- GIVEN DATA:
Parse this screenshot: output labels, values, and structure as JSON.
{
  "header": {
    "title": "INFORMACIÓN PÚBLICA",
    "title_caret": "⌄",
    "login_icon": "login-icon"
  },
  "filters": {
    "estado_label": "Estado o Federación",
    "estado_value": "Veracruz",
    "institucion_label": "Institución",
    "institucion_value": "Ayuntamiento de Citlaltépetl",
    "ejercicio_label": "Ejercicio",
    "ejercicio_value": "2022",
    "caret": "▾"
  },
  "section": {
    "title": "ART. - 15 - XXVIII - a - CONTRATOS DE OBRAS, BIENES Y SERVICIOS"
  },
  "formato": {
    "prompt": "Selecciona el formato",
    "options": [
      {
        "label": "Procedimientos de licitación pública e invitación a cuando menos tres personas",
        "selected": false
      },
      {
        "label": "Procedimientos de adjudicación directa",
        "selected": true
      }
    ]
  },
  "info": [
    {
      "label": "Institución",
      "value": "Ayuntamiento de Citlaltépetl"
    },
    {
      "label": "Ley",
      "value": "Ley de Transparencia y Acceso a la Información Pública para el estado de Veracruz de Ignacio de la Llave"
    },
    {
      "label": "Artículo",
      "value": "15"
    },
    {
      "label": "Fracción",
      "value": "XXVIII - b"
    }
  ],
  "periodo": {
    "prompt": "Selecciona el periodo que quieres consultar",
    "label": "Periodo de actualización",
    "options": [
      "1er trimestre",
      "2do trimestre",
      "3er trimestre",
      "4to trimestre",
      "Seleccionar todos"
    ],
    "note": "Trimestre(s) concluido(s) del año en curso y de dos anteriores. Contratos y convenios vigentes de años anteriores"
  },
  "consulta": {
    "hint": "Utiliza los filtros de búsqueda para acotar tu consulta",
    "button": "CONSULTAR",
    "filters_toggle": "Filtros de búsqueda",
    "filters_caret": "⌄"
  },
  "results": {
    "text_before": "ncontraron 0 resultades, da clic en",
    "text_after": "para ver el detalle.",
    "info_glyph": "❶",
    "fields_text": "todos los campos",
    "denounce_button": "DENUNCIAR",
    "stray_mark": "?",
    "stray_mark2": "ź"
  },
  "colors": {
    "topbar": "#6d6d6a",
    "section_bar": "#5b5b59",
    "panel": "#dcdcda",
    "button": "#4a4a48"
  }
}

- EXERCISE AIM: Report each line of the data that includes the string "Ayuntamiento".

- SOLUTION TO THIS TASK:
    "institucion_value": "Ayuntamiento de Citlaltépetl",
      "value": "Ayuntamiento de Citlaltépetl"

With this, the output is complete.